▶ [EXERCISE INPUTS]:
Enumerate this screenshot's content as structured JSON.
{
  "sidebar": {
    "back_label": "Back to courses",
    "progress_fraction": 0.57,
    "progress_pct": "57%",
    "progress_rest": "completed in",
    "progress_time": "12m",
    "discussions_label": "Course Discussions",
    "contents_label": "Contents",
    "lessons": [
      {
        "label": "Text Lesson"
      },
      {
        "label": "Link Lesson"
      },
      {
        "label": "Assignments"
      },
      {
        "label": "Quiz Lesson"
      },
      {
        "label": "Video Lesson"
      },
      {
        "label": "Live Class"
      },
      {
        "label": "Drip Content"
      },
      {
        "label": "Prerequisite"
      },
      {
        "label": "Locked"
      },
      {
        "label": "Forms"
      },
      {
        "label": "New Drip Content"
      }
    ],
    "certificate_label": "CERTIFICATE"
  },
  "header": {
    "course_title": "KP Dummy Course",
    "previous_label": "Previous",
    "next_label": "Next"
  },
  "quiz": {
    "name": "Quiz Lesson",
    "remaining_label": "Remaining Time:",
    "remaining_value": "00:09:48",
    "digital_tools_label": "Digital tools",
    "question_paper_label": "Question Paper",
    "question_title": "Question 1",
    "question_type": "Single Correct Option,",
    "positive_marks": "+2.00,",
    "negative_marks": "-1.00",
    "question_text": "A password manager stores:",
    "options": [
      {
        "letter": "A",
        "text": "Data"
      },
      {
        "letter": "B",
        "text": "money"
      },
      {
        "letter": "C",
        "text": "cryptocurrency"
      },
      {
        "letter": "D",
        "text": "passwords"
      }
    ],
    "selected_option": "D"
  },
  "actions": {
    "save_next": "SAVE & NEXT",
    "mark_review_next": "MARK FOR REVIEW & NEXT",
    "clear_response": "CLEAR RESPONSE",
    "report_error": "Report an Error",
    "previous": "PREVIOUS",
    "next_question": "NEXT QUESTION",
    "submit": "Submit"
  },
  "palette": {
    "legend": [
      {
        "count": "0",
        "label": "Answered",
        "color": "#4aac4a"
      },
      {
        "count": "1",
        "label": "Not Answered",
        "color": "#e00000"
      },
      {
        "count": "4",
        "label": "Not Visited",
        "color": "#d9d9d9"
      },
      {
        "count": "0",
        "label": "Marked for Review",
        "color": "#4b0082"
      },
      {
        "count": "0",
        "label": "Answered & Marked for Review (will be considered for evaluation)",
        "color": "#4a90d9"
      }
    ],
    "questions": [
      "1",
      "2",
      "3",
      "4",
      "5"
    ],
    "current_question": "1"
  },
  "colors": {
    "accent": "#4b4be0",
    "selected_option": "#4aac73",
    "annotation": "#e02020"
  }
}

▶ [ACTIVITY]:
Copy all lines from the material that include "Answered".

▶ [OUTPUT]:
        "label": "Answered",
        "label": "Not Answered",
        "label": "Answered & Marked for Review (will be considered for evaluation)",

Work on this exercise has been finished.